[Record extracts — start]

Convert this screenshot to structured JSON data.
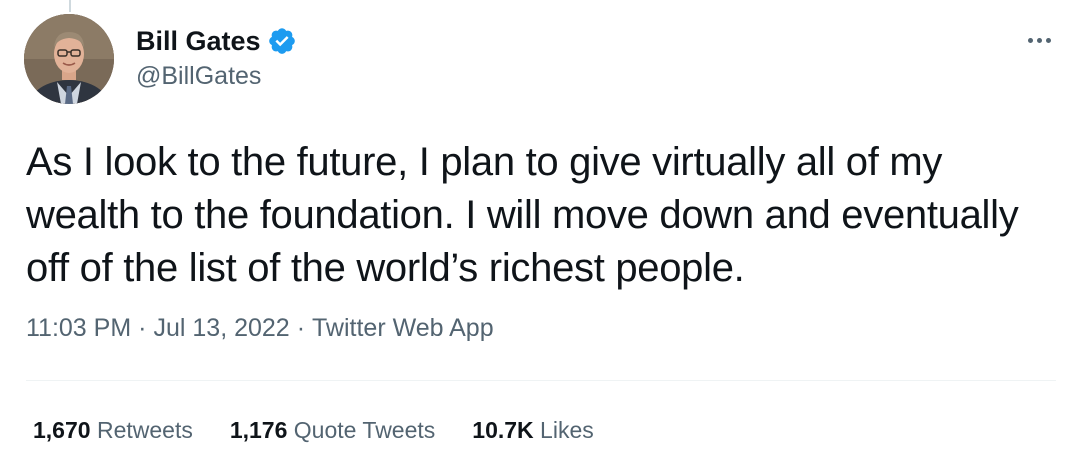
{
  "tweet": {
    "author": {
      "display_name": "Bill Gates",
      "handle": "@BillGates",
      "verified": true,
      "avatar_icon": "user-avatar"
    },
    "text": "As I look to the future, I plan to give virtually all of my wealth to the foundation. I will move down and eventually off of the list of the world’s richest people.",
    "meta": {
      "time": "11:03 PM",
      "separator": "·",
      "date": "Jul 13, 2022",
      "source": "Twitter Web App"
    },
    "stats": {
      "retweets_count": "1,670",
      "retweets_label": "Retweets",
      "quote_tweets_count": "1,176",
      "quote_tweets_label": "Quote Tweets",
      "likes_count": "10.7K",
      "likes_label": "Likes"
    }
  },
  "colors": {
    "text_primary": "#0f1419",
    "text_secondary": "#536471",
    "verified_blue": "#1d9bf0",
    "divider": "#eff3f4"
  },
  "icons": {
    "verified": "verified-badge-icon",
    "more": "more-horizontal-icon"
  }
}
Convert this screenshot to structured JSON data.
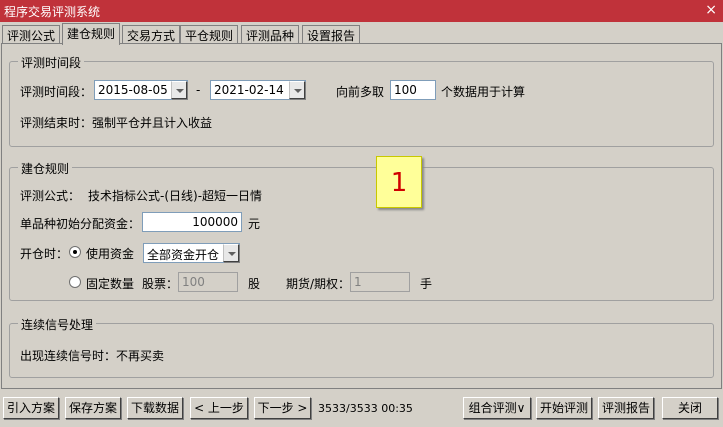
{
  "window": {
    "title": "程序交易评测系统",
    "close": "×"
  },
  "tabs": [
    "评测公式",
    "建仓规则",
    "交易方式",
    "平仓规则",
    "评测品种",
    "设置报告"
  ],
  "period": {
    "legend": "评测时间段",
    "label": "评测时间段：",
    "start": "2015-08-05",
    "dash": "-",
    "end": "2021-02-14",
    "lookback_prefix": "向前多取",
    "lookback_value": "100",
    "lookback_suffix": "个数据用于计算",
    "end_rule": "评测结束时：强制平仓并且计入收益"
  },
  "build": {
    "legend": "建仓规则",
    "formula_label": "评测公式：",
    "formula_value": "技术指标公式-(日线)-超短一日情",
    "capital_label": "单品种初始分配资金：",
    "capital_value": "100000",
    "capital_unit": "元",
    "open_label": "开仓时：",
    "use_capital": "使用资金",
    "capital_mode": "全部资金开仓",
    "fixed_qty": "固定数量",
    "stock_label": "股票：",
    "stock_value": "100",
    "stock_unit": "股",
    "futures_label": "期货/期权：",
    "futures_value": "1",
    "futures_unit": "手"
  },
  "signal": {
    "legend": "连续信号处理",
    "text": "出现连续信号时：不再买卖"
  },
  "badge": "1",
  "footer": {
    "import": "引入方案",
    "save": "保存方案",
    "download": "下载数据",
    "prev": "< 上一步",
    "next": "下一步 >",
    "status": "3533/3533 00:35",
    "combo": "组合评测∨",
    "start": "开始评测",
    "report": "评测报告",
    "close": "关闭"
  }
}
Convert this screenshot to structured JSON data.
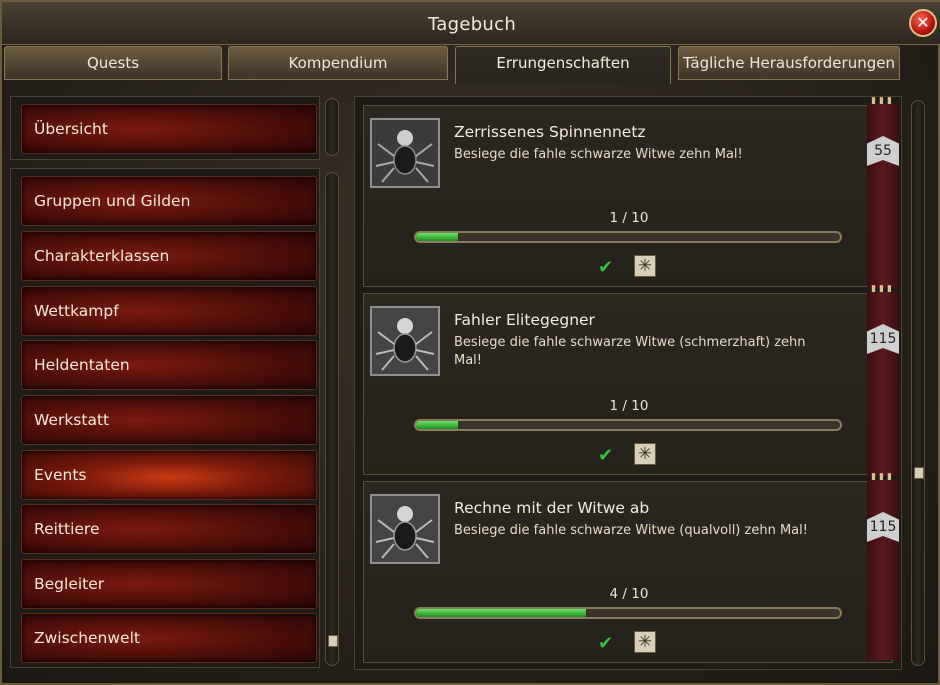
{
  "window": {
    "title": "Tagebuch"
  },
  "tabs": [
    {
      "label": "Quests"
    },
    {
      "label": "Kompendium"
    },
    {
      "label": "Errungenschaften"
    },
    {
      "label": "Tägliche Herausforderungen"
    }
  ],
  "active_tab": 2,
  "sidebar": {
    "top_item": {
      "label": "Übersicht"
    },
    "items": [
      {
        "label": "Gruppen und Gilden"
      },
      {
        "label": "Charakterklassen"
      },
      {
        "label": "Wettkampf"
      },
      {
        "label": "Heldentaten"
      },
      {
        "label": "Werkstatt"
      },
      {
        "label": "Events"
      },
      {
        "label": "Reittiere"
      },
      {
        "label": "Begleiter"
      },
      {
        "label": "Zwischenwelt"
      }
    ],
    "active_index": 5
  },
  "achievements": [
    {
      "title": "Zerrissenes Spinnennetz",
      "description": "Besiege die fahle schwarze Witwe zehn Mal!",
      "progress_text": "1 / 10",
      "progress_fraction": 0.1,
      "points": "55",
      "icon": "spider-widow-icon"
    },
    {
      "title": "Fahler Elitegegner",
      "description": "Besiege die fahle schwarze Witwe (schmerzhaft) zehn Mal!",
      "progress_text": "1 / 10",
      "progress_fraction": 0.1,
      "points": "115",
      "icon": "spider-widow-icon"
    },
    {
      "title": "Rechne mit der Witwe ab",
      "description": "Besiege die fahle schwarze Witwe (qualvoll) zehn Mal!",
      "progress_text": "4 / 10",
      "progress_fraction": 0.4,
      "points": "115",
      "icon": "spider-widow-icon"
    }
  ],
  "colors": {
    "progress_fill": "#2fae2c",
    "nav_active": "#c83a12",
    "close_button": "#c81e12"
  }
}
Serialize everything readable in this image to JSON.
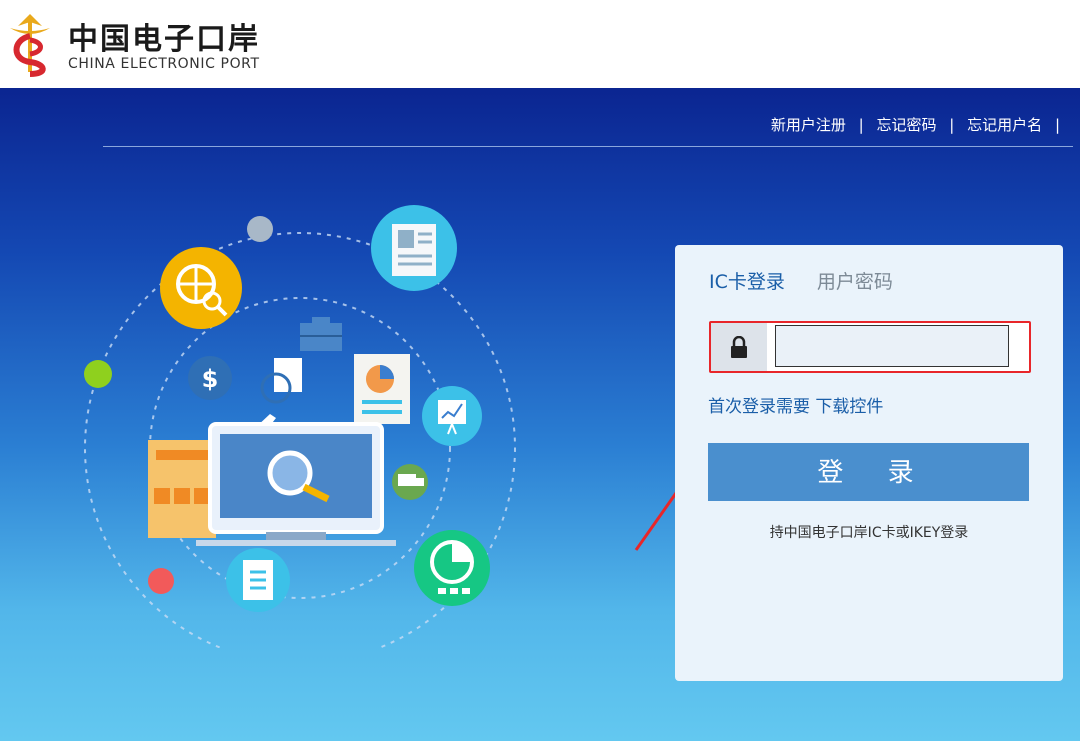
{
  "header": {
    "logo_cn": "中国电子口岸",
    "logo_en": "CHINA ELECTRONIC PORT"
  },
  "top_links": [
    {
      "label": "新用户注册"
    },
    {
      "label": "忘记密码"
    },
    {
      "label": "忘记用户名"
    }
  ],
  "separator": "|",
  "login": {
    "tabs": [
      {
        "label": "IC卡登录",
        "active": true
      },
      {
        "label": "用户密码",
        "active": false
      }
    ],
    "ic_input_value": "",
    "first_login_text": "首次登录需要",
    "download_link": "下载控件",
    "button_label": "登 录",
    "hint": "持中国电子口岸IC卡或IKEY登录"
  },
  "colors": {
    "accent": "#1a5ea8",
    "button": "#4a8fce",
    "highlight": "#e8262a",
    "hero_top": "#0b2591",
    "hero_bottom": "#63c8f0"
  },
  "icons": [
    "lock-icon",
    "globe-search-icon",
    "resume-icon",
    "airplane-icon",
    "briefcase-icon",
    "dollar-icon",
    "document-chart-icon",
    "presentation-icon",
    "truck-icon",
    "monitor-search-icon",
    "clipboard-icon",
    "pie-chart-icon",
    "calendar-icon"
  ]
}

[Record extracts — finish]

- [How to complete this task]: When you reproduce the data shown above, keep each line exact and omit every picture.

- [Exercise response]:
Convert this screenshot to structured JSON data.
{
  "tweet": {
    "author": {
      "display_name": "Bill Gates",
      "handle": "@BillGates",
      "verified": true,
      "avatar_icon": "user-avatar"
    },
    "text": "As I look to the future, I plan to give virtually all of my wealth to the foundation. I will move down and eventually off of the list of the world’s richest people.",
    "meta": {
      "time": "11:03 PM",
      "separator": "·",
      "date": "Jul 13, 2022",
      "source": "Twitter Web App"
    },
    "stats": {
      "retweets_count": "1,670",
      "retweets_label": "Retweets",
      "quote_tweets_count": "1,176",
      "quote_tweets_label": "Quote Tweets",
      "likes_count": "10.7K",
      "likes_label": "Likes"
    }
  },
  "colors": {
    "text_primary": "#0f1419",
    "text_secondary": "#536471",
    "verified_blue": "#1d9bf0",
    "divider": "#eff3f4"
  },
  "icons": {
    "verified": "verified-badge-icon",
    "more": "more-horizontal-icon"
  }
}
Convert this screenshot to structured JSON data.
{
  "window": {
    "title": "程序交易评测系统",
    "close": "×"
  },
  "tabs": [
    "评测公式",
    "建仓规则",
    "交易方式",
    "平仓规则",
    "评测品种",
    "设置报告"
  ],
  "period": {
    "legend": "评测时间段",
    "label": "评测时间段：",
    "start": "2015-08-05",
    "dash": "-",
    "end": "2021-02-14",
    "lookback_prefix": "向前多取",
    "lookback_value": "100",
    "lookback_suffix": "个数据用于计算",
    "end_rule": "评测结束时：强制平仓并且计入收益"
  },
  "build": {
    "legend": "建仓规则",
    "formula_label": "评测公式：",
    "formula_value": "技术指标公式-(日线)-超短一日情",
    "capital_label": "单品种初始分配资金：",
    "capital_value": "100000",
    "capital_unit": "元",
    "open_label": "开仓时：",
    "use_capital": "使用资金",
    "capital_mode": "全部资金开仓",
    "fixed_qty": "固定数量",
    "stock_label": "股票：",
    "stock_value": "100",
    "stock_unit": "股",
    "futures_label": "期货/期权：",
    "futures_value": "1",
    "futures_unit": "手"
  },
  "signal": {
    "legend": "连续信号处理",
    "text": "出现连续信号时：不再买卖"
  },
  "badge": "1",
  "footer": {
    "import": "引入方案",
    "save": "保存方案",
    "download": "下载数据",
    "prev": "< 上一步",
    "next": "下一步 >",
    "status": "3533/3533 00:35",
    "combo": "组合评测∨",
    "start": "开始评测",
    "report": "评测报告",
    "close": "关闭"
  }
}
Convert this screenshot to structured JSON data.
{
  "window": {
    "title": "Tagebuch"
  },
  "tabs": [
    {
      "label": "Quests"
    },
    {
      "label": "Kompendium"
    },
    {
      "label": "Errungenschaften"
    },
    {
      "label": "Tägliche Herausforderungen"
    }
  ],
  "active_tab": 2,
  "sidebar": {
    "top_item": {
      "label": "Übersicht"
    },
    "items": [
      {
        "label": "Gruppen und Gilden"
      },
      {
        "label": "Charakterklassen"
      },
      {
        "label": "Wettkampf"
      },
      {
        "label": "Heldentaten"
      },
      {
        "label": "Werkstatt"
      },
      {
        "label": "Events"
      },
      {
        "label": "Reittiere"
      },
      {
        "label": "Begleiter"
      },
      {
        "label": "Zwischenwelt"
      }
    ],
    "active_index": 5
  },
  "achievements": [
    {
      "title": "Zerrissenes Spinnennetz",
      "description": "Besiege die fahle schwarze Witwe zehn Mal!",
      "progress_text": "1 / 10",
      "progress_fraction": 0.1,
      "points": "55",
      "icon": "spider-widow-icon"
    },
    {
      "title": "Fahler Elitegegner",
      "description": "Besiege die fahle schwarze Witwe (schmerzhaft) zehn Mal!",
      "progress_text": "1 / 10",
      "progress_fraction": 0.1,
      "points": "115",
      "icon": "spider-widow-icon"
    },
    {
      "title": "Rechne mit der Witwe ab",
      "description": "Besiege die fahle schwarze Witwe (qualvoll) zehn Mal!",
      "progress_text": "4 / 10",
      "progress_fraction": 0.4,
      "points": "115",
      "icon": "spider-widow-icon"
    }
  ],
  "colors": {
    "progress_fill": "#2fae2c",
    "nav_active": "#c83a12",
    "close_button": "#c81e12"
  }
}
Serialize everything readable in this image to JSON.
{
  "header": {
    "logo_cn": "中国电子口岸",
    "logo_en": "CHINA ELECTRONIC PORT"
  },
  "top_links": [
    {
      "label": "新用户注册"
    },
    {
      "label": "忘记密码"
    },
    {
      "label": "忘记用户名"
    }
  ],
  "separator": "|",
  "login": {
    "tabs": [
      {
        "label": "IC卡登录",
        "active": true
      },
      {
        "label": "用户密码",
        "active": false
      }
    ],
    "ic_input_value": "",
    "first_login_text": "首次登录需要",
    "download_link": "下载控件",
    "button_label": "登 录",
    "hint": "持中国电子口岸IC卡或IKEY登录"
  },
  "colors": {
    "accent": "#1a5ea8",
    "button": "#4a8fce",
    "highlight": "#e8262a",
    "hero_top": "#0b2591",
    "hero_bottom": "#63c8f0"
  },
  "icons": [
    "lock-icon",
    "globe-search-icon",
    "resume-icon",
    "airplane-icon",
    "briefcase-icon",
    "dollar-icon",
    "document-chart-icon",
    "presentation-icon",
    "truck-icon",
    "monitor-search-icon",
    "clipboard-icon",
    "pie-chart-icon",
    "calendar-icon"
  ]
}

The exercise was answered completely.